The data chronicle monthly and year-end income — including ticket sales to Cubs games — and expenses such as mortgage payments. Chris Bue, the consultant, said in court papers that it shows a video board in right field would block views into the ballpark and destroy the businesses.
Without ticket sales, described as the rooftops’ “only significant source of revenue,” the rooftop businesses would have no income and be unable to cover mortgages — fixed costs not dependent on activity stemming from Cubs games, according to the documents filed by Tom Lombardo, an attorney representing the businesses.
“If the proposed right field video board is installed at Wrigley Field, Skybox would have no revenue, and will be unable to pay its filed mortgage and real estate expenses immediately hereafter,” Bue wrote. “If the proposed right field video board is installed at Wrigley Field, Skybox will be insolvent in that it will be unable to pay debts as they become due in the ordinary course of business.”
Bue gave similar statements regarding the outlook for Lakeview Baseball Club.
The rooftop businesses, controlled by commodities trader Edward McCarthy, have accused the Cubs of engaging in anti-competitive behavior and violating the terms of a 20-year, revenue-sharing contract that allowed the rooftops to charge admission to watch games from their bird’s-eye views.
They want the Cubs permanently barred from blocking views into Wrigley.
The team has asked the lawsuit to be dismissed. A spokesman declined comment Monday.
Last month, the team earned a victory when U.S. District Judge Virginia Kendall allowed the Cubs to continue their plans for outfield signs and video boards.
In her ruling, Kendall said that the rooftop businesses had not proven they would lose money or become insolvent.
Both sides are due back in court March 23.
But last week’s filings provide a peek into McCarthy’s businesses, which face the prospect of offering tickets on opening day without views into the historic stadium.
Last year, Skybox on Sheffield, at 3627 N. Sheffield, took in nearly $2 million in ticket sales during Cubs games and concerts.
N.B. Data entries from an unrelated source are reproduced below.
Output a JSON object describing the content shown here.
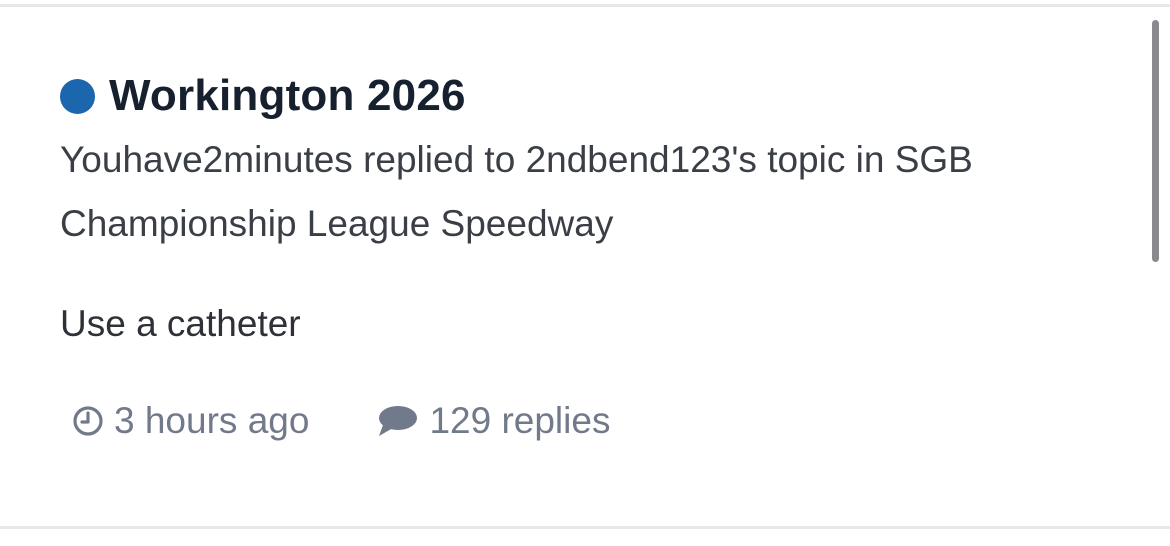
{
  "topic": {
    "title": "Workington 2026",
    "unread_indicator_color": "#1c66ad",
    "subtitle": "Youhave2minutes replied to 2ndbend123's topic in SGB Championship League Speedway",
    "snippet": "Use a catheter"
  },
  "meta": {
    "time": "3 hours ago",
    "time_icon": "clock-icon",
    "replies": "129 replies",
    "replies_icon": "comment-icon"
  },
  "colors": {
    "accent": "#1c66ad",
    "title": "#17202e",
    "body_text": "#3a3e46",
    "meta_text": "#717a8a",
    "divider": "#e8e8ea"
  }
}
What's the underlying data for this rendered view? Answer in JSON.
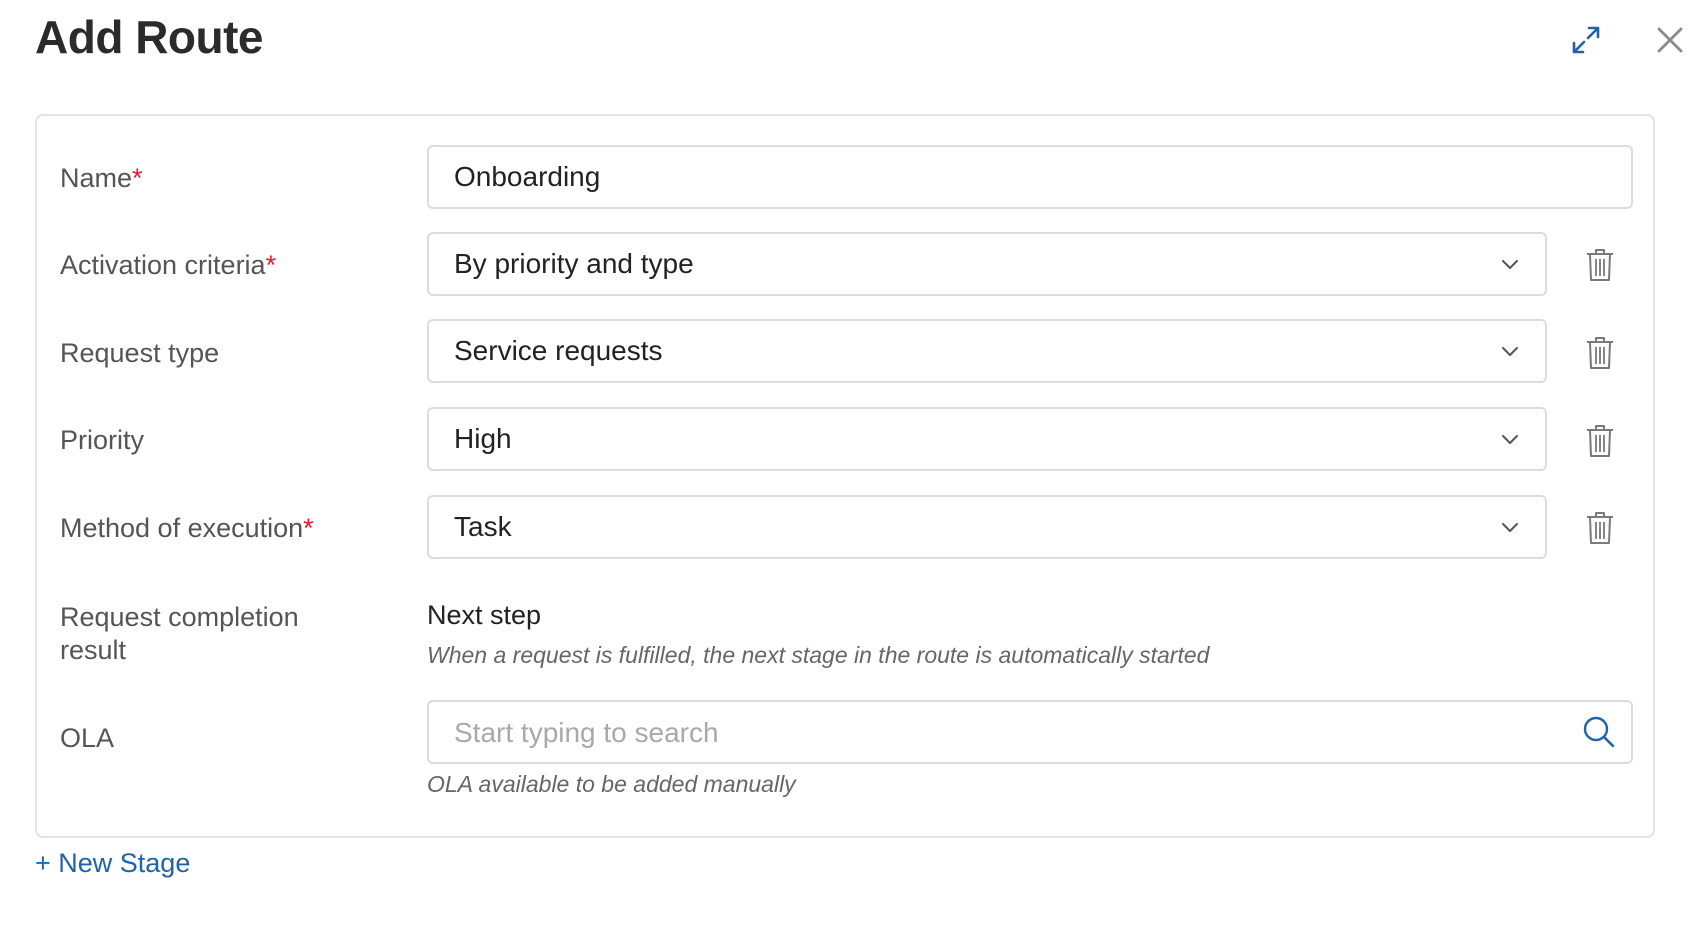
{
  "dialog": {
    "title": "Add Route"
  },
  "form": {
    "name": {
      "label": "Name",
      "required_mark": "*",
      "value": "Onboarding"
    },
    "activation_criteria": {
      "label": "Activation criteria",
      "required_mark": "*",
      "value": "By priority and type"
    },
    "request_type": {
      "label": "Request type",
      "value": "Service requests"
    },
    "priority": {
      "label": "Priority",
      "value": "High"
    },
    "method_of_execution": {
      "label": "Method of execution",
      "required_mark": "*",
      "value": "Task"
    },
    "request_completion_result": {
      "label_line1": "Request completion",
      "label_line2": "result",
      "value": "Next step",
      "hint": "When a request is fulfilled, the next stage in the route is automatically started"
    },
    "ola": {
      "label": "OLA",
      "placeholder": "Start typing to search",
      "hint": "OLA available to be added manually"
    }
  },
  "actions": {
    "new_stage": "+ New Stage"
  },
  "icons": {
    "expand": "expand-icon",
    "close": "close-icon",
    "chevron": "chevron-down-icon",
    "trash": "trash-icon",
    "search": "search-icon"
  },
  "colors": {
    "required": "#d6202c",
    "accent": "#1f63a8",
    "border": "#dcdcdc"
  }
}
Its gross profit was $1.2 million. After operating expenses such as employee payroll, utilities and $651,286 in mortgage payments, its net income was $145,560.
Lakeview Baseball Club, at 3633 N. Sheffield, reported $1.5 million in gross income, including nearly $1.37 million in sales. Its gross profit was $857,573, and after operating expenses, its net income was $39,850. It paid $250,515 toward its mortgage, whose loan balance was $4.25 million through Feb. 26.
Bue, based in Chicago, started LBKD Corp. after working in the health insurance industry and works with small businesses, according to her company’s website.
Lombardo could not be reached for comment.
The documents filed also show the amounts the two rooftop clubs paid the team under the contract’s condition to deliver 17 percent of annual revenue. Last March, Skybox on Sheffield paid $321,995 and Lakeview Baseball Club paid $222,366, payments likely for the 2013 season.
Tension between the Cubs and nearby rooftop businesses lining Waveland and Sheffield avenues have only escalated since the Ricketts family bought the team in 2009.
In January, the family bought three buildings with rooftop businesses and have their eyes on more.